This weekend, the Washington Post published an exposé of Aurora Organic Dairy, a massive farm in Colorado that supplies USDA-certified organic milk to large chains like Walmart and Costco. Aurora’s milk meets the technical specifications for “organic,” which include the requirement that grass-fed cows are allowed to graze. However, according to the Washington Post, Aurora’s cows do not receive sufficient pasture time to imbue its milk with the health benefits one would expect to find in grass-fed milk. This problem is not limited to Aurora. According to the Cornucopia Institute’s Dairy Scorecard, many of the larger organic dairies around the country do not allow sufficient grazing time for their cows, raising these same concerns.
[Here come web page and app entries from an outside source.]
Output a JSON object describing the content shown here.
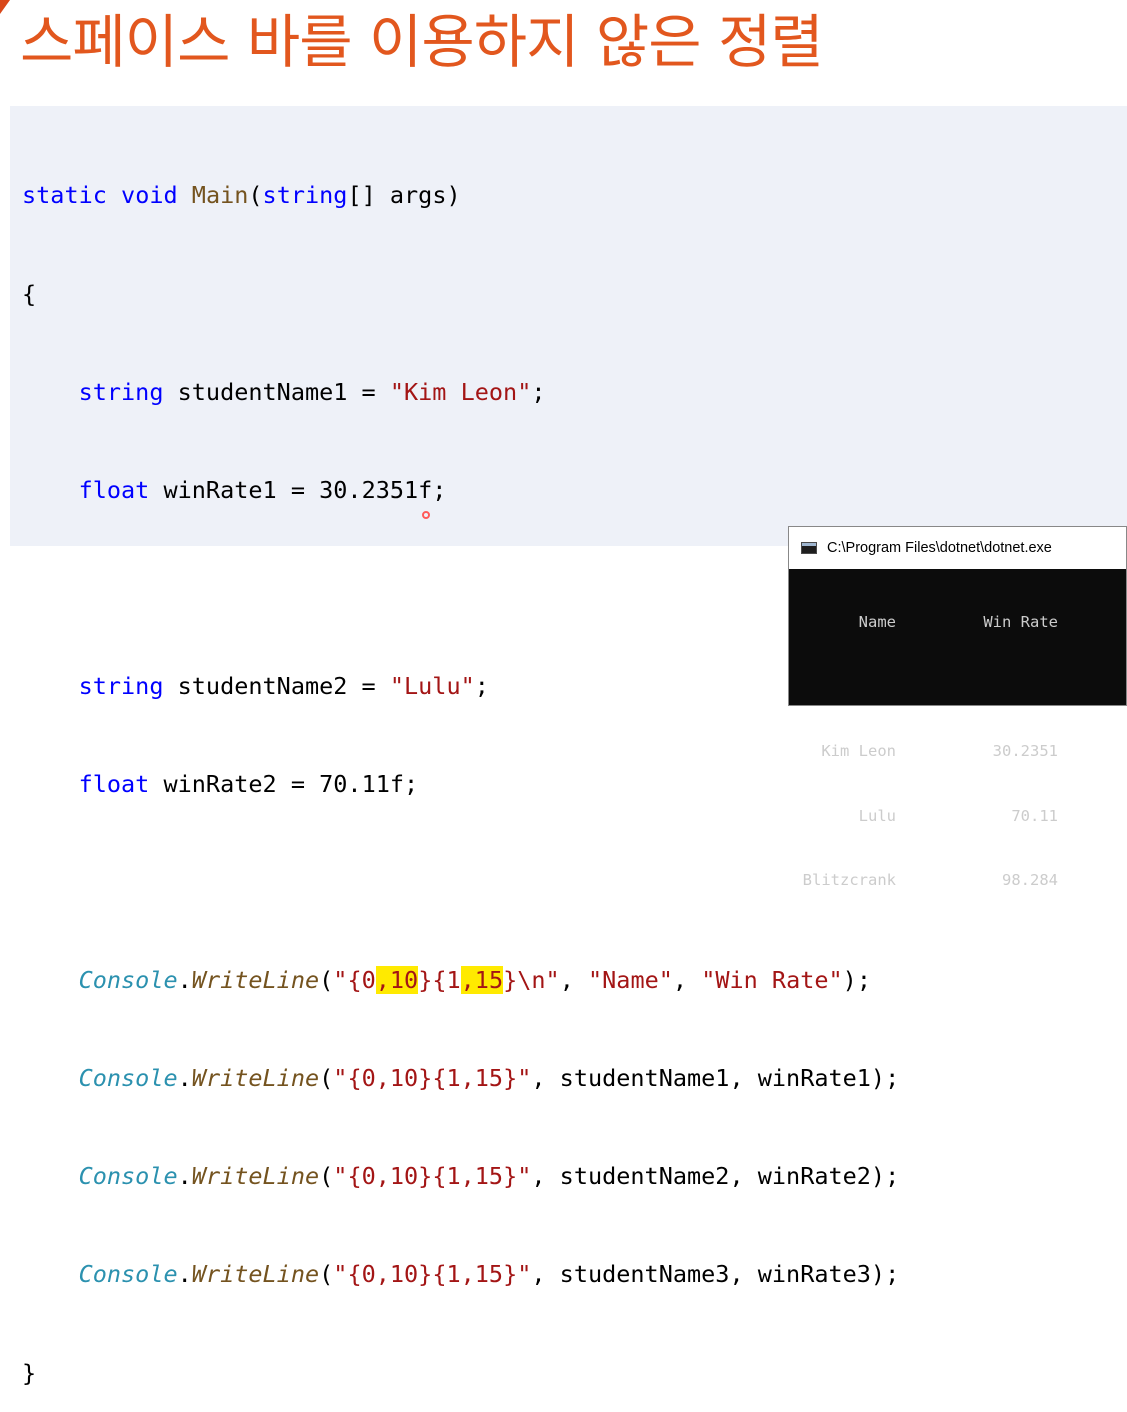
{
  "slide": {
    "title": "스페이스 바를 이용하지 않은 정렬"
  },
  "code": {
    "line1": {
      "kw1": "static",
      "kw2": "void",
      "fn": "Main",
      "p1": "(",
      "ty": "string",
      "rest": "[] args)"
    },
    "line2": "{",
    "line3": {
      "ty": "string",
      "rest": " studentName1 = ",
      "str": "\"Kim Leon\"",
      "end": ";"
    },
    "line4": {
      "ty": "float",
      "rest": " winRate1 = 30.2351f;"
    },
    "line6": {
      "ty": "string",
      "rest": " studentName2 = ",
      "str": "\"Lulu\"",
      "end": ";"
    },
    "line7": {
      "ty": "float",
      "rest": " winRate2 = 70.11f;"
    },
    "line9": {
      "cls": "Console",
      "dot": ".",
      "mth": "WriteLine",
      "open": "(",
      "s1": "\"{0",
      "h1": ",10",
      "s2": "}{1",
      "h2": ",15",
      "s3": "}\\n\"",
      "sep1": ", ",
      "arg1": "\"Name\"",
      "sep2": ", ",
      "arg2": "\"Win Rate\"",
      "close": ");"
    },
    "line10": {
      "cls": "Console",
      "dot": ".",
      "mth": "WriteLine",
      "open": "(",
      "fmt": "\"{0,10}{1,15}\"",
      "args": ", studentName1, winRate1);"
    },
    "line11": {
      "cls": "Console",
      "dot": ".",
      "mth": "WriteLine",
      "open": "(",
      "fmt": "\"{0,10}{1,15}\"",
      "args": ", studentName2, winRate2);"
    },
    "line12": {
      "cls": "Console",
      "dot": ".",
      "mth": "WriteLine",
      "open": "(",
      "fmt": "\"{0,10}{1,15}\"",
      "args": ", studentName3, winRate3);"
    },
    "line13": "}"
  },
  "console": {
    "title": "C:\\Program Files\\dotnet\\dotnet.exe",
    "header": {
      "name": "Name",
      "rate": "Win Rate"
    },
    "rows": [
      {
        "name": "Kim Leon",
        "rate": "30.2351"
      },
      {
        "name": "Lulu",
        "rate": "70.11"
      },
      {
        "name": "Blitzcrank",
        "rate": "98.284"
      }
    ]
  }
}
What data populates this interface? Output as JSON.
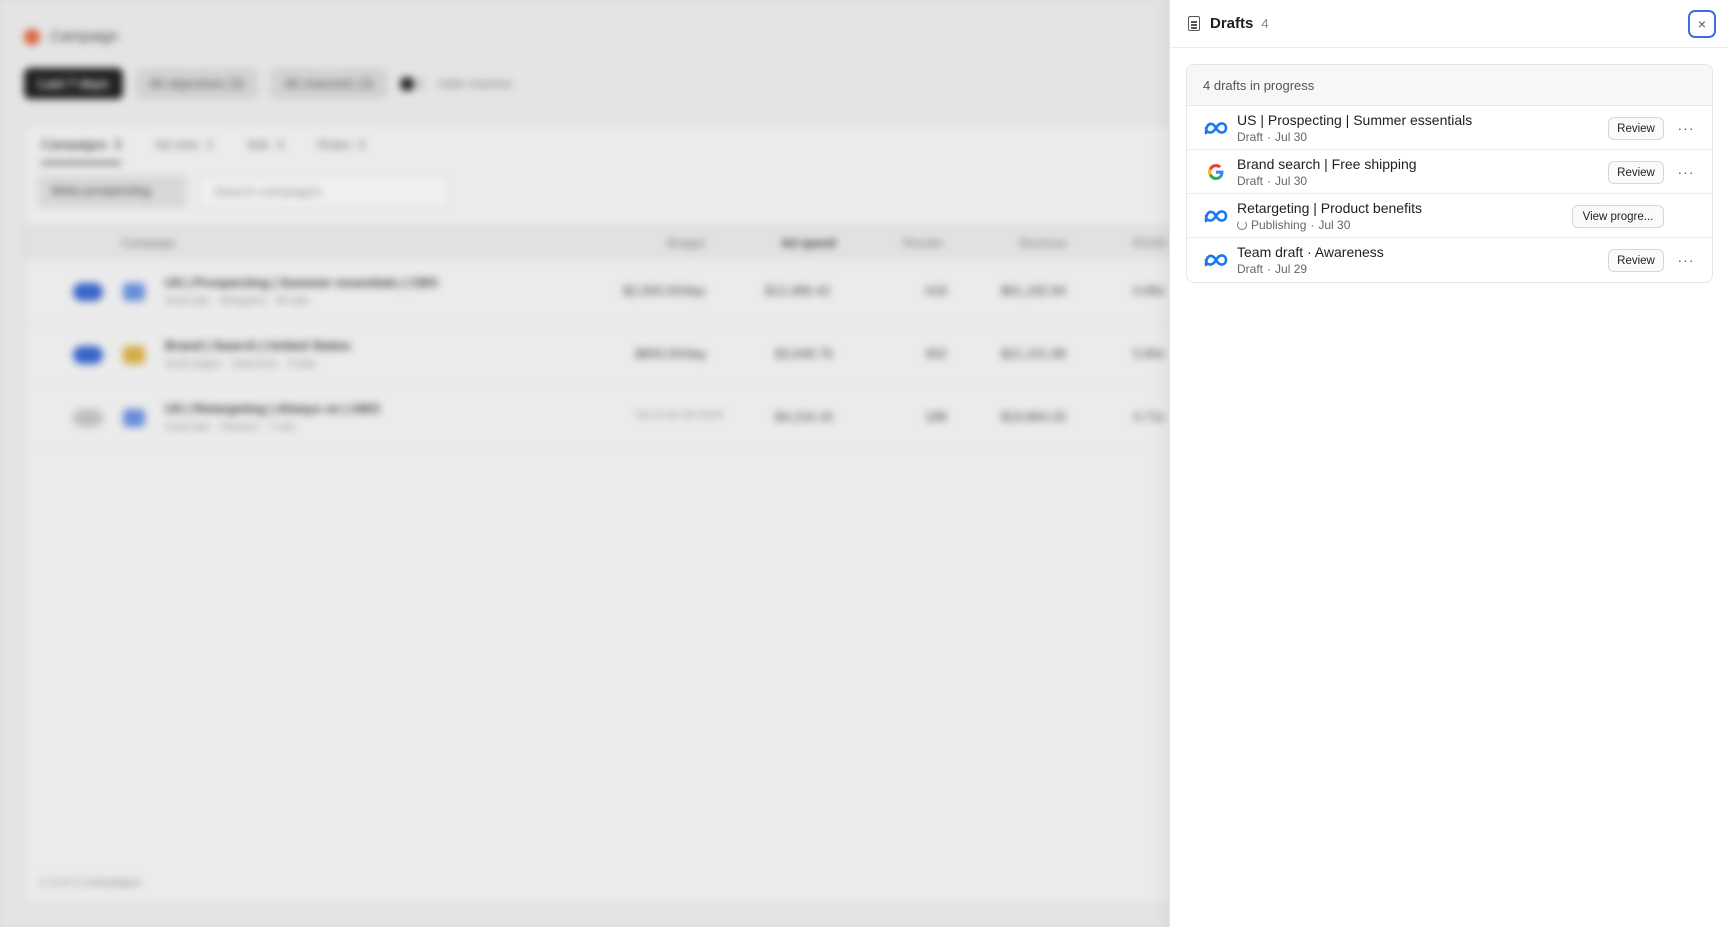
{
  "background": {
    "app_title": "Campaign",
    "filters": {
      "date_range": "Last 7 days",
      "objectives": "All objectives (3)",
      "channels": "All channels (3)",
      "hide_toggle_label": "Hide inactive"
    },
    "tabs": [
      {
        "label": "Campaigns",
        "count": "3"
      },
      {
        "label": "Ad sets",
        "count": "2"
      },
      {
        "label": "Ads",
        "count": "4"
      },
      {
        "label": "Rules",
        "count": "0"
      }
    ],
    "view_select": "Meta prospecting",
    "search_placeholder": "Search campaigns",
    "columns": {
      "campaign": "Campaign",
      "budget": "Budget",
      "ad_spend": "Ad spend",
      "results": "Results",
      "revenue": "Revenue",
      "roas": "ROAS"
    },
    "rows": [
      {
        "name": "US | Prospecting | Summer essentials | CBO",
        "sub": "Avail ads · Shoppers · All ads",
        "budget": "$2,000.00/day",
        "spend": "$12,486.42",
        "results": "418",
        "revenue": "$61,182.84",
        "roas": "4.89x"
      },
      {
        "name": "Brand | Search | United States",
        "sub": "Avail pages · Searches · Trade",
        "budget": "$800.00/day",
        "spend": "$3,648.76",
        "results": "302",
        "revenue": "$21,151.88",
        "roas": "5.80x"
      },
      {
        "name": "US | Retargeting | Always on | ABO",
        "sub": "Avail ads · Viewers · 7 ads",
        "budget": "Set at ad set level",
        "spend": "$4,216.16",
        "results": "188",
        "revenue": "$19,864.20",
        "roas": "4.71x"
      }
    ],
    "footer": "1-3 of 3 campaigns"
  },
  "panel": {
    "title": "Drafts",
    "count": "4",
    "close_icon": "×",
    "summary": "4 drafts in progress",
    "more_icon": "···",
    "drafts": [
      {
        "title": "US | Prospecting | Summer essentials",
        "status": "Draft",
        "sep": "·",
        "date": "Jul 30",
        "platform": "meta",
        "action": "Review"
      },
      {
        "title": "Brand search | Free shipping",
        "status": "Draft",
        "sep": "·",
        "date": "Jul 30",
        "platform": "google",
        "action": "Review"
      },
      {
        "title": "Retargeting | Product benefits",
        "status": "Publishing",
        "sep": "·",
        "date": "Jul 30",
        "platform": "meta",
        "action": "View progre..."
      },
      {
        "title": "Team draft · Awareness",
        "status": "Draft",
        "sep": "·",
        "date": "Jul 29",
        "platform": "meta",
        "action": "Review"
      }
    ]
  },
  "colors": {
    "meta_blue": "#1877f2",
    "focus_ring": "#3f6fd6",
    "google_red": "#ea4335",
    "google_yellow": "#fbbc05",
    "google_green": "#34a853",
    "google_blue": "#4285f4"
  }
}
Nor is the problem limited to milk. Other organic foodstuffs raise similar issues. Ultimately, the question is whether it is possible to do real organic healthful farming at scale. Many industrial farming techniques do not lend themselves to the environmental focus most consumers associate with organic farms. But there’s nothing inherent in large farms that would prevent them from following the environmental, health, and safety standards associated with organic farming—except a singular focus on the bottom line.
What do you think? Are Large-Scale Organic Farms Possible?
* * *If you would like more information or would like to speak to a member of Constantine Cannon’s whistleblower lawyer team, please click here.